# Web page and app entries
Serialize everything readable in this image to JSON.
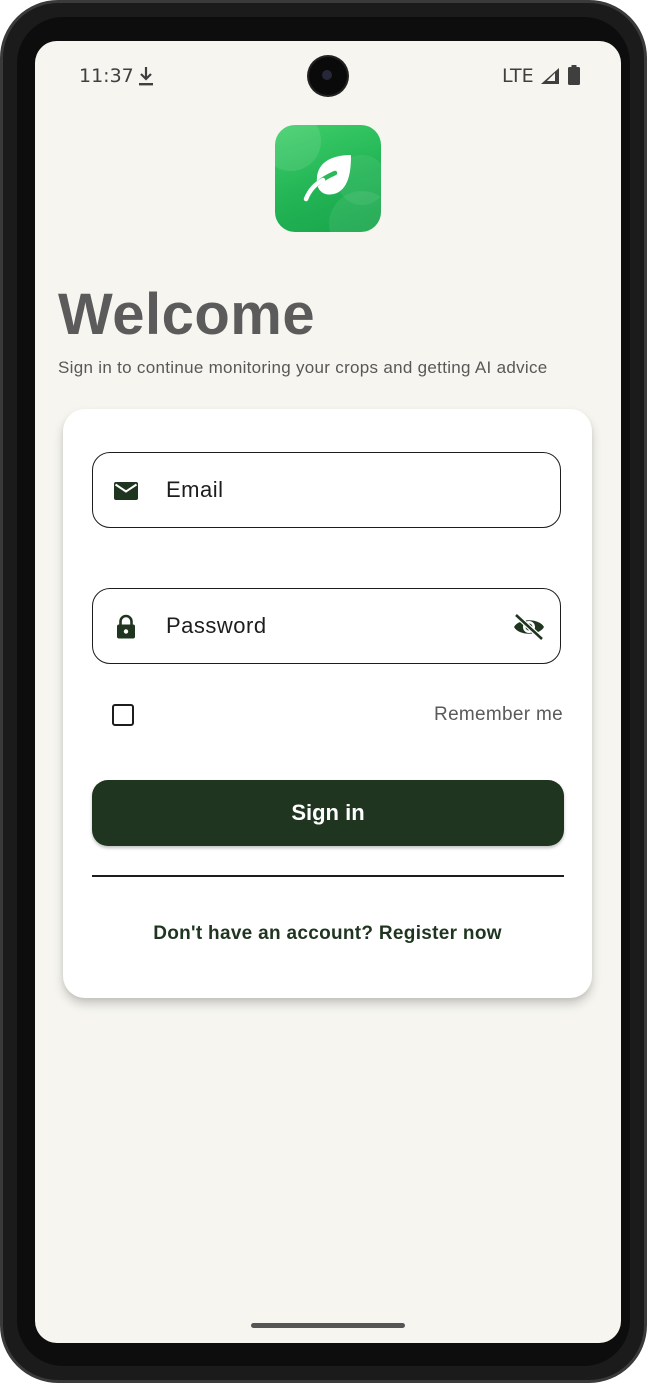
{
  "status_bar": {
    "time": "11:37",
    "network": "LTE",
    "icons": [
      "download-icon",
      "signal-icon",
      "battery-icon"
    ]
  },
  "app": {
    "logo_icon": "leaf-icon",
    "brand_color": "#22b455"
  },
  "header": {
    "title": "Welcome",
    "subtitle": "Sign in to continue monitoring your crops and getting AI advice"
  },
  "login_form": {
    "email": {
      "placeholder": "Email",
      "value": "",
      "icon": "mail-icon"
    },
    "password": {
      "placeholder": "Password",
      "value": "",
      "icon": "lock-icon",
      "visibility_icon": "eye-off-icon"
    },
    "remember_me": {
      "label": "Remember me",
      "checked": false
    },
    "signin_label": "Sign in",
    "register_text": "Don't have an account? Register now"
  },
  "colors": {
    "primary_dark": "#1f3520",
    "background": "#f6f5f0",
    "card": "#ffffff"
  }
}
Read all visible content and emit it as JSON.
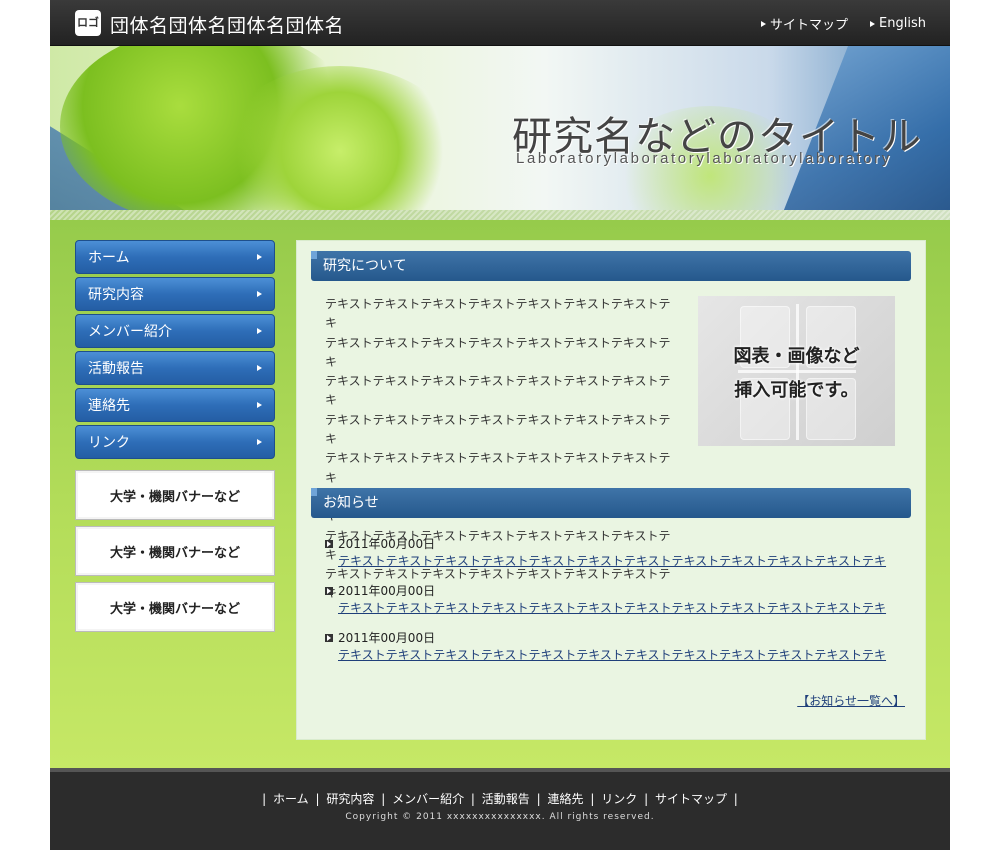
{
  "header": {
    "logo_label": "ロゴ",
    "org_name": "団体名団体名団体名団体名",
    "links": [
      "サイトマップ",
      "English"
    ]
  },
  "hero": {
    "title": "研究名などのタイトル",
    "subtitle": "Laboratorylaboratorylaboratorylaboratory"
  },
  "nav": {
    "items": [
      "ホーム",
      "研究内容",
      "メンバー紹介",
      "活動報告",
      "連絡先",
      "リンク"
    ]
  },
  "banners": [
    "大学・機関バナーなど",
    "大学・機関バナーなど",
    "大学・機関バナーなど"
  ],
  "about": {
    "heading": "研究について",
    "lines": [
      "テキストテキストテキストテキストテキストテキストテキストテキ",
      "テキストテキストテキストテキストテキストテキストテキストテキ",
      "テキストテキストテキストテキストテキストテキストテキストテキ",
      "テキストテキストテキストテキストテキストテキストテキストテキ",
      "テキストテキストテキストテキストテキストテキストテキストテキ",
      "テキストテキストテキストテキストテキストテキストテキストテキ",
      "テキストテキストテキストテキストテキストテキストテキストテキ",
      "テキストテキストテキストテキストテキストテキストテキストテキ"
    ],
    "image_line1": "図表・画像など",
    "image_line2": "挿入可能です。"
  },
  "news": {
    "heading": "お知らせ",
    "items": [
      {
        "date": "2011年00月00日",
        "text": "テキストテキストテキストテキストテキストテキストテキストテキストテキストテキストテキストテキ"
      },
      {
        "date": "2011年00月00日",
        "text": "テキストテキストテキストテキストテキストテキストテキストテキストテキストテキストテキストテキ"
      },
      {
        "date": "2011年00月00日",
        "text": "テキストテキストテキストテキストテキストテキストテキストテキストテキストテキストテキストテキ"
      }
    ],
    "more": "【お知らせ一覧へ】"
  },
  "footer": {
    "links": [
      "ホーム",
      "研究内容",
      "メンバー紹介",
      "活動報告",
      "連絡先",
      "リンク",
      "サイトマップ"
    ],
    "copyright": "Copyright © 2011 xxxxxxxxxxxxxxx. All rights reserved."
  },
  "colors": {
    "nav_blue": "#2e6eb8",
    "section_header": "#25588c",
    "content_bg": "#eaf5e2",
    "footer_bg": "#2c2c2c",
    "link": "#1f3f7a"
  }
}
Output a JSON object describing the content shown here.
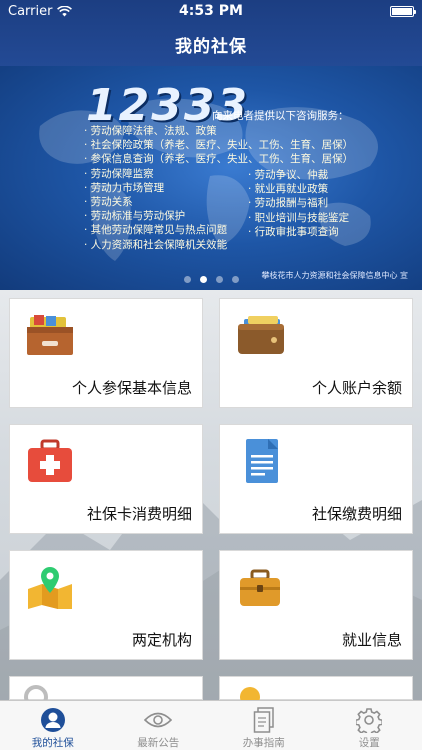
{
  "status": {
    "carrier": "Carrier",
    "time": "4:53 PM"
  },
  "nav": {
    "title": "我的社保"
  },
  "banner": {
    "hotline": "12333",
    "intro": "向来电者提供以下咨询服务：",
    "left_items": [
      "· 劳动保障法律、法规、政策",
      "· 社会保险政策（养老、医疗、失业、工伤、生育、居保）",
      "· 参保信息查询（养老、医疗、失业、工伤、生育、居保）",
      "· 劳动保障监察",
      "· 劳动力市场管理",
      "· 劳动关系",
      "· 劳动标准与劳动保护",
      "· 其他劳动保障常见与热点问题",
      "· 人力资源和社会保障机关效能"
    ],
    "right_items": [
      "· 劳动争议、仲裁",
      "· 就业再就业政策",
      "· 劳动报酬与福利",
      "· 职业培训与技能鉴定",
      "· 行政审批事项查询"
    ],
    "credit": "攀枝花市人力资源和社会保障信息中心 宣",
    "page_count": 4,
    "active_page": 1
  },
  "tiles": [
    {
      "label": "个人参保基本信息",
      "icon": "drawer-icon"
    },
    {
      "label": "个人账户余额",
      "icon": "wallet-icon"
    },
    {
      "label": "社保卡消费明细",
      "icon": "first-aid-kit-icon"
    },
    {
      "label": "社保缴费明细",
      "icon": "document-icon"
    },
    {
      "label": "两定机构",
      "icon": "map-pin-icon"
    },
    {
      "label": "就业信息",
      "icon": "briefcase-icon"
    }
  ],
  "tabs": [
    {
      "label": "我的社保",
      "icon": "person-icon",
      "active": true
    },
    {
      "label": "最新公告",
      "icon": "eye-icon",
      "active": false
    },
    {
      "label": "办事指南",
      "icon": "documents-icon",
      "active": false
    },
    {
      "label": "设置",
      "icon": "gear-icon",
      "active": false
    }
  ],
  "colors": {
    "nav": "#234a95",
    "tab_active": "#1f4f99",
    "tab_inactive": "#8e8e8e"
  }
}
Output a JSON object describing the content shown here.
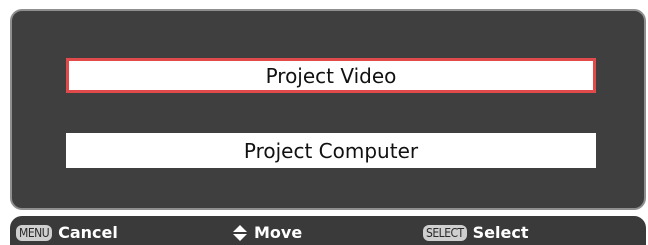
{
  "menu": {
    "options": [
      {
        "label": "Project Video",
        "selected": true
      },
      {
        "label": "Project Computer",
        "selected": false
      }
    ]
  },
  "footer": {
    "cancel_key": "MENU",
    "cancel_label": "Cancel",
    "move_icon": "up-down-arrow-icon",
    "move_label": "Move",
    "select_key": "SELECT",
    "select_label": "Select"
  },
  "colors": {
    "panel_bg": "#3f3f3f",
    "selected_border": "#e04a4a",
    "option_bg": "#ffffff"
  }
}
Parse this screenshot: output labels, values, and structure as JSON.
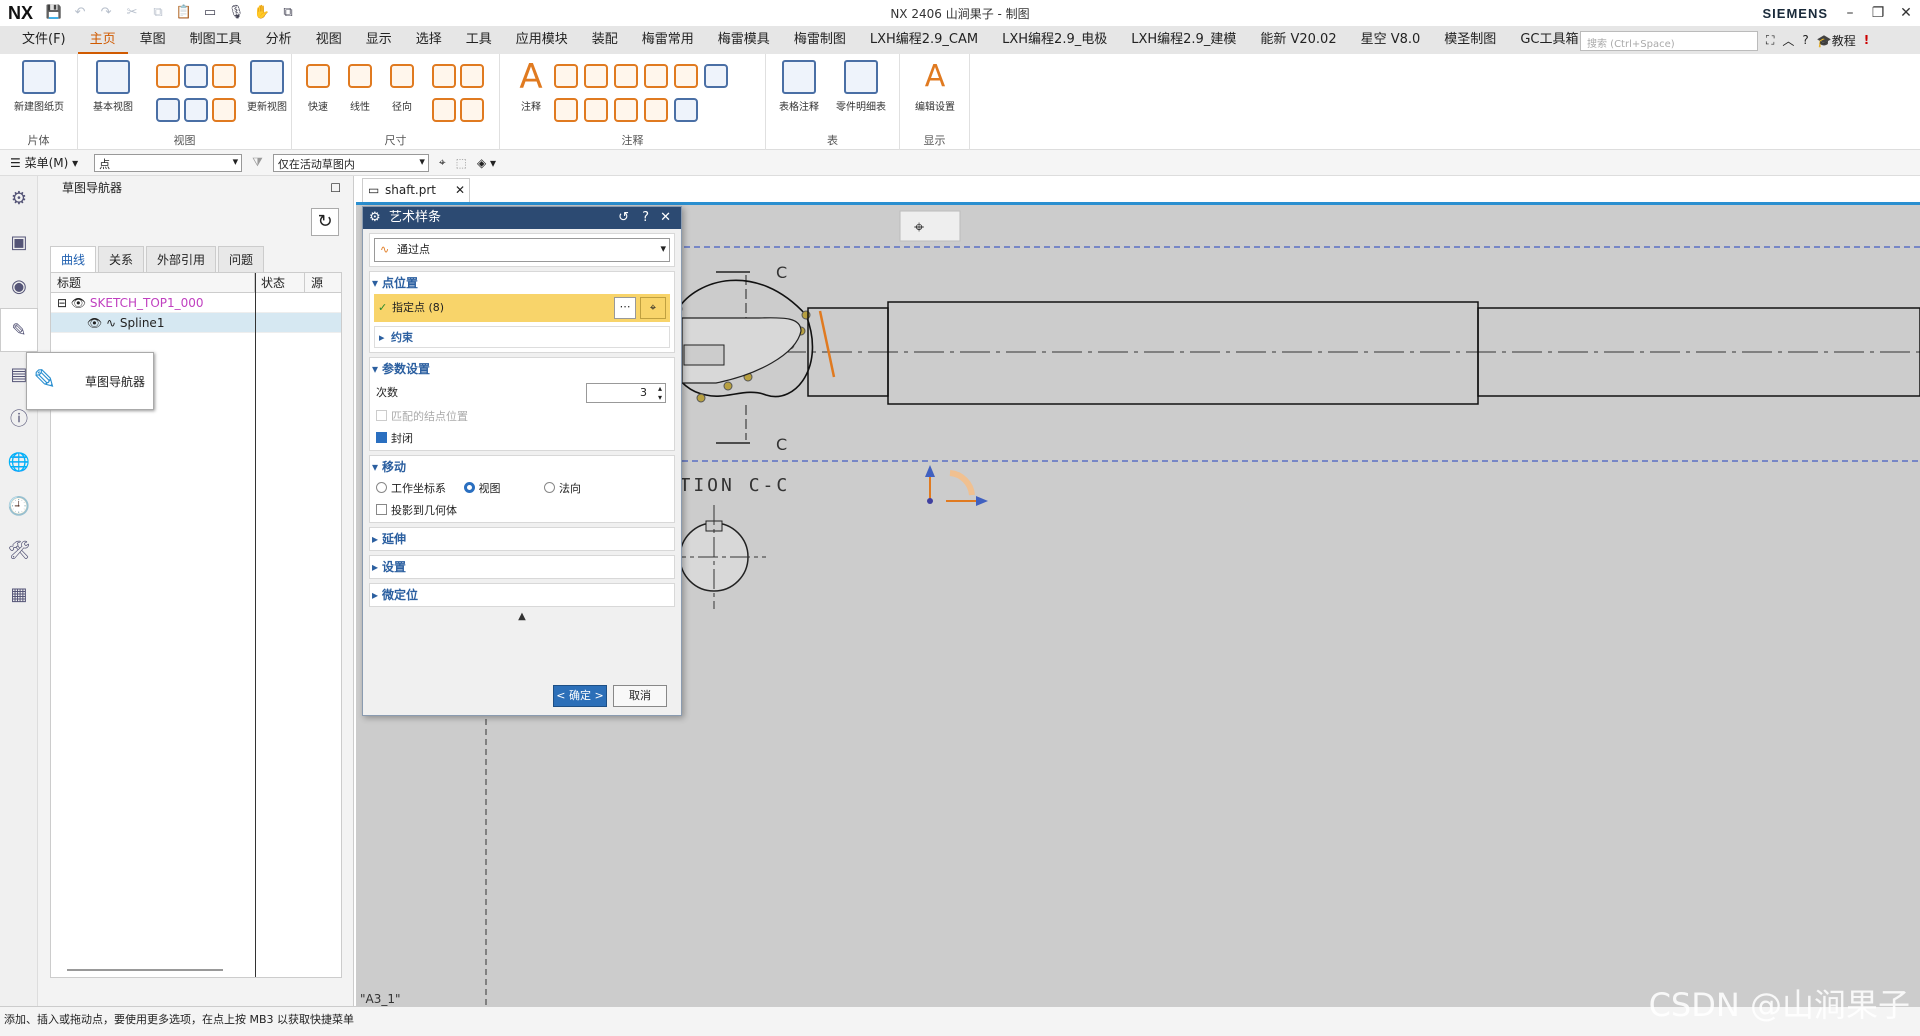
{
  "titlebar": {
    "logo": "NX",
    "title": "NX 2406 山涧果子 - 制图",
    "brand": "SIEMENS"
  },
  "menubar": {
    "items": [
      "文件(F)",
      "主页",
      "草图",
      "制图工具",
      "分析",
      "视图",
      "显示",
      "选择",
      "工具",
      "应用模块",
      "装配",
      "梅雷常用",
      "梅雷模具",
      "梅雷制图",
      "LXH编程2.9_CAM",
      "LXH编程2.9_电极",
      "LXH编程2.9_建模",
      "能新 V20.02",
      "星空 V8.0",
      "模圣制图",
      "GC工具箱"
    ],
    "active": "主页",
    "search_placeholder": "搜索 (Ctrl+Space)",
    "tutorial": "教程"
  },
  "ribbon": {
    "groups": {
      "sheet": "片体",
      "view": "视图",
      "dimension": "尺寸",
      "annotation": "注释",
      "table": "表",
      "display": "显示"
    },
    "buttons": {
      "new_sheet": "新建图纸页",
      "base_view": "基本视图",
      "update_view": "更新视图",
      "quick": "快速",
      "linear": "线性",
      "radial": "径向",
      "note": "注释",
      "tabular_note": "表格注释",
      "parts_list": "零件明细表",
      "edit_settings": "编辑设置"
    }
  },
  "selbar": {
    "menu": "菜单(M)",
    "filter": "点",
    "scope": "仅在活动草图内"
  },
  "navigator": {
    "title": "草图导航器",
    "tabs": [
      "曲线",
      "关系",
      "外部引用",
      "问题"
    ],
    "columns": [
      "标题",
      "状态",
      "源"
    ],
    "tree": [
      {
        "label": "SKETCH_TOP1_000"
      },
      {
        "label": "Spline1"
      }
    ],
    "tooltip": "草图导航器"
  },
  "doc_tab": "shaft.prt",
  "dialog": {
    "title": "艺术样条",
    "type_value": "通过点",
    "sections": {
      "point_location": "点位置",
      "specify_point": "指定点 (8)",
      "constraints": "约束",
      "parameters": "参数设置",
      "degree_label": "次数",
      "degree_value": "3",
      "match_knots": "匹配的结点位置",
      "closed": "封闭",
      "move": "移动",
      "wcs": "工作坐标系",
      "view": "视图",
      "normal": "法向",
      "project": "投影到几何体",
      "extend": "延伸",
      "settings": "设置",
      "fine_position": "微定位"
    },
    "ok": "< 确定 >",
    "cancel": "取消"
  },
  "drawing": {
    "section_label": "SECTION  C-C",
    "cut_label_top": "C",
    "cut_label_bottom": "C",
    "sheet_name": "\"A3_1\""
  },
  "status": "添加、插入或拖动点，要使用更多选项，在点上按 MB3 以获取快捷菜单",
  "watermark": "CSDN @山涧果子",
  "colors": {
    "accent": "#d05a00",
    "dialog_header": "#2c4a72",
    "highlight_row": "#f8d46a",
    "gfx_bg": "#cccccc"
  }
}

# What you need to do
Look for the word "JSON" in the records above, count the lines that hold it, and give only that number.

# Completed task
5